- _ACTION ITEM_
If a line of the data below contains the string "Fast", count it, then state the total alone.

(Interface dataset entries)

=== Section Start ===

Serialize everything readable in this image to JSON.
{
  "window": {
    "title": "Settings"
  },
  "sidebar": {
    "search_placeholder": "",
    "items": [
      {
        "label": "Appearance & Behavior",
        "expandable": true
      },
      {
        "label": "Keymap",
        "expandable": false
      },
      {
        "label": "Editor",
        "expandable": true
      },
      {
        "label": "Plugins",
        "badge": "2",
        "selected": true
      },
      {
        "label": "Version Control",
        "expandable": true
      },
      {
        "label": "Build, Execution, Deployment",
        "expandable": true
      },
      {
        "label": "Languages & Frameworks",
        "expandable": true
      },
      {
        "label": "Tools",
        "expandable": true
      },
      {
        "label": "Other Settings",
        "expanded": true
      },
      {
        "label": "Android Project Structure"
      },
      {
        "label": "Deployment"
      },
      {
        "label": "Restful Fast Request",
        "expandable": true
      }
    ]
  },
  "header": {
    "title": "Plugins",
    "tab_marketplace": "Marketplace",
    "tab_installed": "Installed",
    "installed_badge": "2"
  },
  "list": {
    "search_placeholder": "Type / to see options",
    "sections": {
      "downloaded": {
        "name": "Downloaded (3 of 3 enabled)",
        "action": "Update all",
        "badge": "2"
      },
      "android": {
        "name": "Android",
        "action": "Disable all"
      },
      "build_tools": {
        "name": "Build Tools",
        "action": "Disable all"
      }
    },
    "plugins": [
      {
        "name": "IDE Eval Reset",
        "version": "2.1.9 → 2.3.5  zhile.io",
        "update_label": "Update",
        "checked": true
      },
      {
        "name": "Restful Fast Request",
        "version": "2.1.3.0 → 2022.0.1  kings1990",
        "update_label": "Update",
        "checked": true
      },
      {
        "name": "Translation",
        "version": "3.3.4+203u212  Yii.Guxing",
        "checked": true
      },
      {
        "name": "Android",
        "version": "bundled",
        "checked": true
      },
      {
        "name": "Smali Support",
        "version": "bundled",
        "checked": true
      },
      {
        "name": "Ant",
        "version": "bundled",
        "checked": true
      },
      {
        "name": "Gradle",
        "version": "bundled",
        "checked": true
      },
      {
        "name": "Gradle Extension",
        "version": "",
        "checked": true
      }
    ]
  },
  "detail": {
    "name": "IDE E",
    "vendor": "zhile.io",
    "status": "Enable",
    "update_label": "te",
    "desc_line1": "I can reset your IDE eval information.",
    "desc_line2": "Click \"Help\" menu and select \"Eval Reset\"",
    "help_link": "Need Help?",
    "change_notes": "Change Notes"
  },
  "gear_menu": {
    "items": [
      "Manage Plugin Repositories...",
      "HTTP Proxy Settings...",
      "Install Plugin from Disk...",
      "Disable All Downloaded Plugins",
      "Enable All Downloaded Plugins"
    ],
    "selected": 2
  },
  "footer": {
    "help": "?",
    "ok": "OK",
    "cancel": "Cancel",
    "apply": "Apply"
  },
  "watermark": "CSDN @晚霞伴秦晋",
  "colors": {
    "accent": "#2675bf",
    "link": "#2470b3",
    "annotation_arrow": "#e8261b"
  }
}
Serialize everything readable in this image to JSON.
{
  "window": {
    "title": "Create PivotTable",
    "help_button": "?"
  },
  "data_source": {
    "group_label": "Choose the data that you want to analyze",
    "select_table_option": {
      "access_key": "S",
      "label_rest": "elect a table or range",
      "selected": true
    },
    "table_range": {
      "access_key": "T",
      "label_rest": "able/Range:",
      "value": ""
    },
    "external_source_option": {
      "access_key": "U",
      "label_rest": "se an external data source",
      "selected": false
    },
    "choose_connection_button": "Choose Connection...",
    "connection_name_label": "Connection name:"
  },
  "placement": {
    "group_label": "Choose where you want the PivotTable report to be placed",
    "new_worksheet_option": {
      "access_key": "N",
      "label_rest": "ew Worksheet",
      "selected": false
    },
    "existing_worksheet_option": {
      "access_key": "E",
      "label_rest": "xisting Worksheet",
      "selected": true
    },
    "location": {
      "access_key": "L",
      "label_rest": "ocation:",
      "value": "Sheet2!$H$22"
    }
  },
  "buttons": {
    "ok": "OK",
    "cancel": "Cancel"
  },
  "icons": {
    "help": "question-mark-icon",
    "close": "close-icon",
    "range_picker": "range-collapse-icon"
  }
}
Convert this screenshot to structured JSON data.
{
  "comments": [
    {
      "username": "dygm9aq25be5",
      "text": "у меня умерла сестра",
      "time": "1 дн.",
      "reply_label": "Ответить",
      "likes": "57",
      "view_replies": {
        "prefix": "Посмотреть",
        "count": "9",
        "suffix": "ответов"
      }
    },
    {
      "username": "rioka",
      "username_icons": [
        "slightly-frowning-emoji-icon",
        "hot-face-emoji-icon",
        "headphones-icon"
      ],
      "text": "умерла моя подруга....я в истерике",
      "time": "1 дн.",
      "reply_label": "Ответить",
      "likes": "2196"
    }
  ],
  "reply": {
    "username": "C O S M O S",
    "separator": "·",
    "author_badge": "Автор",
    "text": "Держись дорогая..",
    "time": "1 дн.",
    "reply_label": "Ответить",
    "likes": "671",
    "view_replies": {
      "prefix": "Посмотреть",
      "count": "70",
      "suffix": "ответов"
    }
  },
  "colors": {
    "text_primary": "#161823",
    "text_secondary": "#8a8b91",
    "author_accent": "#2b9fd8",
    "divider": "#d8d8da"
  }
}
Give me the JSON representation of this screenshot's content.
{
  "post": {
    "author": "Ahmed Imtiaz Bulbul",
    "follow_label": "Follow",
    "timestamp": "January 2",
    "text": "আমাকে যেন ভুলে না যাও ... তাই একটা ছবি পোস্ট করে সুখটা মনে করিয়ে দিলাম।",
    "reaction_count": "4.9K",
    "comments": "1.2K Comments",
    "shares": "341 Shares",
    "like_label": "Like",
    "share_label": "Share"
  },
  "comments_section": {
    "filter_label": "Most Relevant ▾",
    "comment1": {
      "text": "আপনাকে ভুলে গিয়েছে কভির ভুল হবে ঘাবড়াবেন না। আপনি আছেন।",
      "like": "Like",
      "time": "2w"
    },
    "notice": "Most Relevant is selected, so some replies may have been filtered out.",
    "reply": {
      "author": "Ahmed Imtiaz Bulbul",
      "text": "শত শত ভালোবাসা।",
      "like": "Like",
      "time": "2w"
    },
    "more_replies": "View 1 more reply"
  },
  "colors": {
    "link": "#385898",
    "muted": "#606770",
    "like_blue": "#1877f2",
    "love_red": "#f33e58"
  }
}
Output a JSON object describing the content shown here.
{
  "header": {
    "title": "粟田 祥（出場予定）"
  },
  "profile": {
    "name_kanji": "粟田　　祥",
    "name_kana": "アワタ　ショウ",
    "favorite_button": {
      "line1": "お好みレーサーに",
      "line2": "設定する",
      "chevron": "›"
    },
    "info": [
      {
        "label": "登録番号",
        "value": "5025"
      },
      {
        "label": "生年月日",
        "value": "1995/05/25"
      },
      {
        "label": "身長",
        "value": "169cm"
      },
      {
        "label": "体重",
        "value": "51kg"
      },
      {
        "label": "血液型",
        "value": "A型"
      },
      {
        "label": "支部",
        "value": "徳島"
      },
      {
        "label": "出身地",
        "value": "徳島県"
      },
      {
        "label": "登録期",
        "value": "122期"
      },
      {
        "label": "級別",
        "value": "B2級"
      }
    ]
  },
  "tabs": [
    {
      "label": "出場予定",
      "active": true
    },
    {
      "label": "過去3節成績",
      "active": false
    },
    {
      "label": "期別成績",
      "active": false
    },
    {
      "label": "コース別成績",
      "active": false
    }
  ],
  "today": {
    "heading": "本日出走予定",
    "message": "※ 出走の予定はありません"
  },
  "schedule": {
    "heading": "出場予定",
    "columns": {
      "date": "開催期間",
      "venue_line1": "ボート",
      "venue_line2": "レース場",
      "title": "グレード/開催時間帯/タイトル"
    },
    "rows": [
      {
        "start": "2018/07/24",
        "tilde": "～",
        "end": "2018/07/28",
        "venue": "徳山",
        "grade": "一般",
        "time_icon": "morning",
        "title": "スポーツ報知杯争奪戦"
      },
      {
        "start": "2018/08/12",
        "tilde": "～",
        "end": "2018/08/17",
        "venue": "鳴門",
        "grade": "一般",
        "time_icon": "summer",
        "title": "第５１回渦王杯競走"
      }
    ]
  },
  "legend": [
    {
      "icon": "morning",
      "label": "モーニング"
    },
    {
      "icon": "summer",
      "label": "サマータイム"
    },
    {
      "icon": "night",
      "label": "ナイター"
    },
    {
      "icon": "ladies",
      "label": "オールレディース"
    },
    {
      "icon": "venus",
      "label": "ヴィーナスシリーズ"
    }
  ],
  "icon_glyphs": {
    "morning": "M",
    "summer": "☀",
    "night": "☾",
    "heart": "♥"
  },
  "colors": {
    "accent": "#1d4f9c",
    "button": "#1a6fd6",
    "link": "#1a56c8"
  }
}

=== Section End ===

- _EXERCISE ANSWER_
2